By Taylor Schulte
Modern medical technology has provided us with methods to image the human body with extreme detail. For example, Magnetic Resonance Imaging (MRI) produces a detailed image of soft tissues in the body by inducing a magnetic field. Electroencephalography (EEG) measures electric impulses in the brain. Combining these concepts gives a unique way to image the complex activity in the brain: magnetoencephalography (MEG), a neuroimaging technique that detects the magnetic fields generated by neurons themselves.

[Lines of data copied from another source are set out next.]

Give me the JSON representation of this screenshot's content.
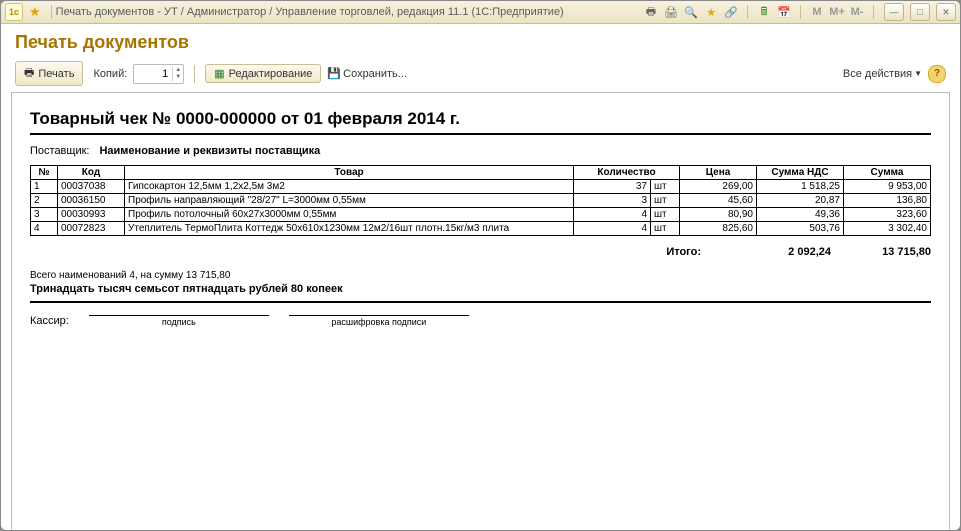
{
  "window": {
    "title": "Печать документов - УТ / Администратор / Управление торговлей, редакция 11.1  (1С:Предприятие)"
  },
  "header": {
    "title": "Печать документов"
  },
  "toolbar": {
    "print": "Печать",
    "copies_label": "Копий:",
    "copies_value": "1",
    "edit": "Редактирование",
    "save": "Сохранить...",
    "all_actions": "Все действия"
  },
  "doc": {
    "title": "Товарный чек № 0000-000000 от 01 февраля 2014 г.",
    "supplier_label": "Поставщик:",
    "supplier_value": "Наименование и реквизиты поставщика",
    "headers": {
      "num": "№",
      "code": "Код",
      "name": "Товар",
      "qty": "Количество",
      "price": "Цена",
      "vat": "Сумма НДС",
      "sum": "Сумма"
    },
    "rows": [
      {
        "n": "1",
        "code": "00037038",
        "name": "Гипсокартон 12,5мм 1,2х2,5м 3м2",
        "qty": "37",
        "unit": "шт",
        "price": "269,00",
        "vat": "1 518,25",
        "sum": "9 953,00"
      },
      {
        "n": "2",
        "code": "00036150",
        "name": "Профиль направляющий \"28/27\" L=3000мм 0,55мм",
        "qty": "3",
        "unit": "шт",
        "price": "45,60",
        "vat": "20,87",
        "sum": "136,80"
      },
      {
        "n": "3",
        "code": "00030993",
        "name": "Профиль потолочный 60х27х3000мм 0,55мм",
        "qty": "4",
        "unit": "шт",
        "price": "80,90",
        "vat": "49,36",
        "sum": "323,60"
      },
      {
        "n": "4",
        "code": "00072823",
        "name": "Утеплитель ТермоПлита Коттедж 50х610х1230мм 12м2/16шт плотн.15кг/м3 плита",
        "qty": "4",
        "unit": "шт",
        "price": "825,60",
        "vat": "503,76",
        "sum": "3 302,40"
      }
    ],
    "totals": {
      "label": "Итого:",
      "vat": "2 092,24",
      "sum": "13 715,80"
    },
    "summary_line": "Всего наименований 4, на сумму 13 715,80",
    "summary_words": "Тринадцать тысяч семьсот пятнадцать рублей 80 копеек",
    "cashier": "Кассир:",
    "sign1": "подпись",
    "sign2": "расшифровка подписи"
  }
}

MEG is a noninvasive and precise technique that eliminates the need for induced magnetic fields, contrast dyes, or harmful radiation.
The technological basis of MEG relies on superconducting sensors, referred to as superconducting quantum interference devices or SQUIDs, to measure brain wave activity occurring between the frequency of 0.4 – 45 Hz and computer algorithms to analyze the data for consistency and abnormalities (Ioannides 2006, Foley et al. 2013). Integrating sensor placement with the patient’s MRI and EEG data allows the researcher to localize precisely where in the brain an abnormality appears. Additional algorithms calculate the phase differences between signals to track connectivity patterns throughout the brain. Phase differences can be observed when comparing two waves of the same frequency that were initiated at different times, thus causing them to be “out of phase.” This connectivity tracking technology has become extremely effective for studying epilepsy, as well as psychiatric diseases, such as bipolar disorder, schizophrenia, and depression (Takei et al. 2010, Ionescu et al. 2015, Brookes et al. 2011).
MEG has helped characterize the complex networks that make up brain functioning. First, there are networks called resting-state networks, which are active in the absence of external stimuli (Foley et al. 2013). Resting-state networks have been studied indirectly using functional MRI (fMRI) (Brookes et al. 2011). fMRI detects specific small changes in the MRI signal caused by neuronal activity triggering fluctuations in blood oxygen level (Gore 2003). MEG allows a more direct method of classifying these networks by measuring its electrophysiological basis (Brookes et al. 2011).
Adding external stimuli to an MEG experiment allows the researcher to observe the next level of brain functioning. While MEG experiment must be performed in a magnetically shielded room to reduce noise, visual stimuli can be projected onto a screen and auditory stimuli can be added through headphones worn by the subject. These types of externally stimulated MEG experiments have been applied to the observation and study of psychiatric disorders, and they provide an objective method of diagnosing subtypes of various disorders. For example, anxious depression, a subtype of Major Depressive Disorder, is characterized by loss of cognitive function, especially memory (Ionescu et al. 2015). An MEG study provided evidence for this, showing decreased neural activation in patients with anxious depression in a more demanding memory task than patients with other depressive disorders (Ionescu et al. 2015).
While MEG studies have been valuable, there is potential for this technology to provide an even greater wealth of information. With continued research, MEG could become the standard for objective diagnosis of psychiatric disorders. Observing connectivity patterns in the brain is essentially observing how we think, how we process information, and how it flows through the complex electrical networks within our brains. Future studies utilizing MEG technology could provide a deeper, more concrete understanding of this traditionally abstract concept.
1. Brookes MJ, Woolrich M, Luckhoo H, Price D, Hale JR, Stephenson MC, Barnes GR, Smith SM, & Morris PG. (2011). Investigating the electrophysiological basis of resting state networks using Magnetoencephalography. PNAS, 108(40), 16783-16788.
2. Foley E, Cerquiglini A, Cavanna A, Nakubulwa MA, Furlong PL, Witton C, & Seri S. (2013). Magnetoencephalography in the study of epilepsy and consciousness. Epiepsy & Behavior, 30, 38-42.
3. Gore, JC. (2003). Principles and practice of functional MRI of the human brain. The Journal of Clinical Investigation, 112(1), 4-9.
4. Ioannides A. (2007). Magnetoencephalography as a Research Tool in Neuroscience: State of the Art. The Neuroscientist, 12 (6), 524 – 544.
5. Ionescu DF, Nugent AC, Luckenbaugh DA, Niciu MJ, Richards EM, Zarate CA, Furey ML. (2015). Baseline working memory activation deficits in dimensional anxious depression as detected by Magnetoencephalography. Acta Neuropsychiatrica, 27(3), 143-152.
6. Takei Y, Kumano S, Maki Y, Hattori S, Kawakubo Y, Kasai K, Fukuda M, Mikuni M. (2010). Preattentive dysfunction in dipolar disorder: A MEG study using auditory mismatch negativity. Progress in Neuro-Psychoparmacology & Biological Psychiatry, 34, 903-912.